### Task objective
Everything in the records below goes into the copy exactly, except the pictures.

### Records for the task
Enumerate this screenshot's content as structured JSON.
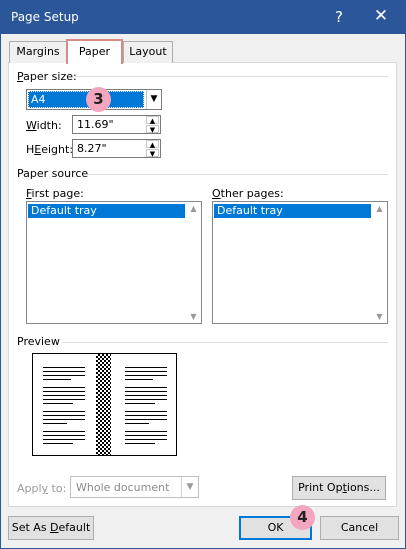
{
  "window": {
    "title": "Page Setup",
    "help_glyph": "?",
    "close_glyph": "✕"
  },
  "tabs": [
    {
      "label": "Margins",
      "active": false
    },
    {
      "label": "Paper",
      "active": true
    },
    {
      "label": "Layout",
      "active": false
    }
  ],
  "paper_size": {
    "heading_pre": "",
    "heading_key": "P",
    "heading_post": "aper size:",
    "selected": "A4",
    "width_key": "W",
    "width_post": "idth:",
    "width_value": "11.69\"",
    "height_key": "E",
    "height_post": "eight:",
    "height_pre": "H",
    "height_value": "8.27\""
  },
  "paper_source": {
    "heading": "Paper source",
    "first_page_key": "F",
    "first_page_post": "irst page:",
    "first_page_items": [
      "Default tray"
    ],
    "other_pages_key": "O",
    "other_pages_post": "ther pages:",
    "other_pages_items": [
      "Default tray"
    ]
  },
  "preview": {
    "heading": "Preview"
  },
  "apply_to": {
    "label_pre": "Appl",
    "label_key": "y",
    "label_post": " to:",
    "value": "Whole document"
  },
  "buttons": {
    "print_options_pre": "Print Op",
    "print_options_key": "t",
    "print_options_post": "ions...",
    "set_default_pre": "Set As ",
    "set_default_key": "D",
    "set_default_post": "efault",
    "ok": "OK",
    "cancel": "Cancel"
  },
  "annotations": {
    "step3": "3",
    "step4": "4",
    "badge_color": "#f4a6c0"
  },
  "colors": {
    "titlebar": "#2b579a",
    "selection": "#0078d7"
  }
}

### Solution to this exercise
Enumerate this screenshot's content as structured JSON.
{
  "window": {
    "title": "Page Setup",
    "help_glyph": "?",
    "close_glyph": "✕"
  },
  "tabs": [
    {
      "label": "Margins",
      "active": false
    },
    {
      "label": "Paper",
      "active": true
    },
    {
      "label": "Layout",
      "active": false
    }
  ],
  "paper_size": {
    "heading_pre": "",
    "heading_key": "P",
    "heading_post": "aper size:",
    "selected": "A4",
    "width_key": "W",
    "width_post": "idth:",
    "width_value": "11.69\"",
    "height_key": "E",
    "height_post": "eight:",
    "height_pre": "H",
    "height_value": "8.27\""
  },
  "paper_source": {
    "heading": "Paper source",
    "first_page_key": "F",
    "first_page_post": "irst page:",
    "first_page_items": [
      "Default tray"
    ],
    "other_pages_key": "O",
    "other_pages_post": "ther pages:",
    "other_pages_items": [
      "Default tray"
    ]
  },
  "preview": {
    "heading": "Preview"
  },
  "apply_to": {
    "label_pre": "Appl",
    "label_key": "y",
    "label_post": " to:",
    "value": "Whole document"
  },
  "buttons": {
    "print_options_pre": "Print Op",
    "print_options_key": "t",
    "print_options_post": "ions...",
    "set_default_pre": "Set As ",
    "set_default_key": "D",
    "set_default_post": "efault",
    "ok": "OK",
    "cancel": "Cancel"
  },
  "annotations": {
    "step3": "3",
    "step4": "4",
    "badge_color": "#f4a6c0"
  },
  "colors": {
    "titlebar": "#2b579a",
    "selection": "#0078d7"
  }
}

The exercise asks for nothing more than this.